• WHAT IS REQUIRED: All lines from the one containing "Decode this image" to the end of the entries below should be output exactly as they appear. No other lines should be output.

[Component data from apps and pages]
-- Opening Marker --
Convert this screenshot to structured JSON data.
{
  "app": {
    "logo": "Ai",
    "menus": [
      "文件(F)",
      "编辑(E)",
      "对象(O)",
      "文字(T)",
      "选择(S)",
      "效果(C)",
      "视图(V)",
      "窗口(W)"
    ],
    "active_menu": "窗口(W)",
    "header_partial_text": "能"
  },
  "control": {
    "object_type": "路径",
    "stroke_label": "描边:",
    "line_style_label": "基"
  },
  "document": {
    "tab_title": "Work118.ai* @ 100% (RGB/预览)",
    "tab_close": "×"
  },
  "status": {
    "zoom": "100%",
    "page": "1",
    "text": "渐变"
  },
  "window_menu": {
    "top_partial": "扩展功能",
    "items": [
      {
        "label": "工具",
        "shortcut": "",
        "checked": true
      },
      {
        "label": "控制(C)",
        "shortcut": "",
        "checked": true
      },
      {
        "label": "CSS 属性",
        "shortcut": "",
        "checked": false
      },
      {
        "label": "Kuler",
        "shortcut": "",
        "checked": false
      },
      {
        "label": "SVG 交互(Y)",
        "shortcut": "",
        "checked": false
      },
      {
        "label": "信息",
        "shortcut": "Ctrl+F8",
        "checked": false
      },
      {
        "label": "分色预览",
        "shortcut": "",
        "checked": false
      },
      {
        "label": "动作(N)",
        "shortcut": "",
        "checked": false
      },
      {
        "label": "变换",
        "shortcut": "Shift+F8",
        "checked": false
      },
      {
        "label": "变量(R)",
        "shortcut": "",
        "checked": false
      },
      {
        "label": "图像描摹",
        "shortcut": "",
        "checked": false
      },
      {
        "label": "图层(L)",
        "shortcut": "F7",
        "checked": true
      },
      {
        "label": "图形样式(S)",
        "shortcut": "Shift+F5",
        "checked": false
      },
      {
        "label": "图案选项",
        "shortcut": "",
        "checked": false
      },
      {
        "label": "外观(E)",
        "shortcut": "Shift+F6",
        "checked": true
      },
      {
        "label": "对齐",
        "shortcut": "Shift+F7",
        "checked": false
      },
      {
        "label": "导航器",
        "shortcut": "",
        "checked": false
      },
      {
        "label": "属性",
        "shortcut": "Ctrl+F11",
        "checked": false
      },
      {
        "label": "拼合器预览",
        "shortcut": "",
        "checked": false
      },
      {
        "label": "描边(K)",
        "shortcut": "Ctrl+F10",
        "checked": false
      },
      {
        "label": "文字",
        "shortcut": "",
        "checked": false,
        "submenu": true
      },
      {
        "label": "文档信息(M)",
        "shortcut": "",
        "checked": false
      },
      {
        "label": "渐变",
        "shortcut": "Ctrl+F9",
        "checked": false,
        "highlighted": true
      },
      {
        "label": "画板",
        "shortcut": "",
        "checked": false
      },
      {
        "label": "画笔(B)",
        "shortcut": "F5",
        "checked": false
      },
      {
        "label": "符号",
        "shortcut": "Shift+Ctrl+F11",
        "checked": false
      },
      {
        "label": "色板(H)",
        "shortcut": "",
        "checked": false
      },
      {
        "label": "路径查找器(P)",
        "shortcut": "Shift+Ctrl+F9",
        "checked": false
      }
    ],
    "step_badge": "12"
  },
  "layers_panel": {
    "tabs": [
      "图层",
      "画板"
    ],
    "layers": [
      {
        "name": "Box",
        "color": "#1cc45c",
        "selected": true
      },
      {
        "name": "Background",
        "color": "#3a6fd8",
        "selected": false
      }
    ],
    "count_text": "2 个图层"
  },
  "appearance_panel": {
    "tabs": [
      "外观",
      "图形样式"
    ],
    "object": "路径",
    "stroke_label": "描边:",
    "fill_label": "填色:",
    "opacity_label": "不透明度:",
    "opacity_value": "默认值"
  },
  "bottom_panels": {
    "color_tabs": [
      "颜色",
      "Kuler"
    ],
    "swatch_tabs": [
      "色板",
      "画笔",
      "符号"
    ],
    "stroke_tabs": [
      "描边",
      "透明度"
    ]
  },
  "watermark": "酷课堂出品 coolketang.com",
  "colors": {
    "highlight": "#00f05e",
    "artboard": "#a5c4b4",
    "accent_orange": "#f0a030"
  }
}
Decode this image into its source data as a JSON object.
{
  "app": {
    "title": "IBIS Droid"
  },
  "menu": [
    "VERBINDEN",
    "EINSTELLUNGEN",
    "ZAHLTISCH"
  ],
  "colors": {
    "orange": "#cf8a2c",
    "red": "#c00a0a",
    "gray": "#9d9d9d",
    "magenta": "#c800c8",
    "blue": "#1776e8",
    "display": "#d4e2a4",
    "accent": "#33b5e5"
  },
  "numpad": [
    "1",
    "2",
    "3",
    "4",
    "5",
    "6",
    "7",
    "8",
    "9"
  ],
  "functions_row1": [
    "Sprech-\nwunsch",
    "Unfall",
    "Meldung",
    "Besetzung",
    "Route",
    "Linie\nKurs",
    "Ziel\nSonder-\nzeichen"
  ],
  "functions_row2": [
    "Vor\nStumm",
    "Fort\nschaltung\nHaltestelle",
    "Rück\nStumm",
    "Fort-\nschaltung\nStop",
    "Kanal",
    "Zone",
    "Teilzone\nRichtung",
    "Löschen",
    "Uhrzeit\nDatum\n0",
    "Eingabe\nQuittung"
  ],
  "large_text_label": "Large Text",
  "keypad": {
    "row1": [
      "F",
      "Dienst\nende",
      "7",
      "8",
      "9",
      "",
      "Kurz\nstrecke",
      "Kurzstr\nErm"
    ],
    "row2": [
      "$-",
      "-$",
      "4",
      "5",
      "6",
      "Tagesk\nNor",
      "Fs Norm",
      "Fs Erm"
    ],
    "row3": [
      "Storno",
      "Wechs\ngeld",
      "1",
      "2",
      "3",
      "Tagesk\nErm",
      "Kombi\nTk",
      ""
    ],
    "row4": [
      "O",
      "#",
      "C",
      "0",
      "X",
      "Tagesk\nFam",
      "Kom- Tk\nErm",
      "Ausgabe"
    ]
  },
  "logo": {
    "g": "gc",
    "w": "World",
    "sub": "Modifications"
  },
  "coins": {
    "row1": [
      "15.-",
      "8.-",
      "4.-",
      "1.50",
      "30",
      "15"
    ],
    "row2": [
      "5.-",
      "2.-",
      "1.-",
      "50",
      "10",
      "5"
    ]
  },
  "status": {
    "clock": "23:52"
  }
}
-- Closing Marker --
• ANSWER AREA:
Decode this image into its source data as a JSON object.
{
  "app": {
    "title": "IBIS Droid"
  },
  "menu": [
    "VERBINDEN",
    "EINSTELLUNGEN",
    "ZAHLTISCH"
  ],
  "colors": {
    "orange": "#cf8a2c",
    "red": "#c00a0a",
    "gray": "#9d9d9d",
    "magenta": "#c800c8",
    "blue": "#1776e8",
    "display": "#d4e2a4",
    "accent": "#33b5e5"
  },
  "numpad": [
    "1",
    "2",
    "3",
    "4",
    "5",
    "6",
    "7",
    "8",
    "9"
  ],
  "functions_row1": [
    "Sprech-\nwunsch",
    "Unfall",
    "Meldung",
    "Besetzung",
    "Route",
    "Linie\nKurs",
    "Ziel\nSonder-\nzeichen"
  ],
  "functions_row2": [
    "Vor\nStumm",
    "Fort\nschaltung\nHaltestelle",
    "Rück\nStumm",
    "Fort-\nschaltung\nStop",
    "Kanal",
    "Zone",
    "Teilzone\nRichtung",
    "Löschen",
    "Uhrzeit\nDatum\n0",
    "Eingabe\nQuittung"
  ],
  "large_text_label": "Large Text",
  "keypad": {
    "row1": [
      "F",
      "Dienst\nende",
      "7",
      "8",
      "9",
      "",
      "Kurz\nstrecke",
      "Kurzstr\nErm"
    ],
    "row2": [
      "$-",
      "-$",
      "4",
      "5",
      "6",
      "Tagesk\nNor",
      "Fs Norm",
      "Fs Erm"
    ],
    "row3": [
      "Storno",
      "Wechs\ngeld",
      "1",
      "2",
      "3",
      "Tagesk\nErm",
      "Kombi\nTk",
      ""
    ],
    "row4": [
      "O",
      "#",
      "C",
      "0",
      "X",
      "Tagesk\nFam",
      "Kom- Tk\nErm",
      "Ausgabe"
    ]
  },
  "logo": {
    "g": "gc",
    "w": "World",
    "sub": "Modifications"
  },
  "coins": {
    "row1": [
      "15.-",
      "8.-",
      "4.-",
      "1.50",
      "30",
      "15"
    ],
    "row2": [
      "5.-",
      "2.-",
      "1.-",
      "50",
      "10",
      "5"
    ]
  },
  "status": {
    "clock": "23:52"
  }
}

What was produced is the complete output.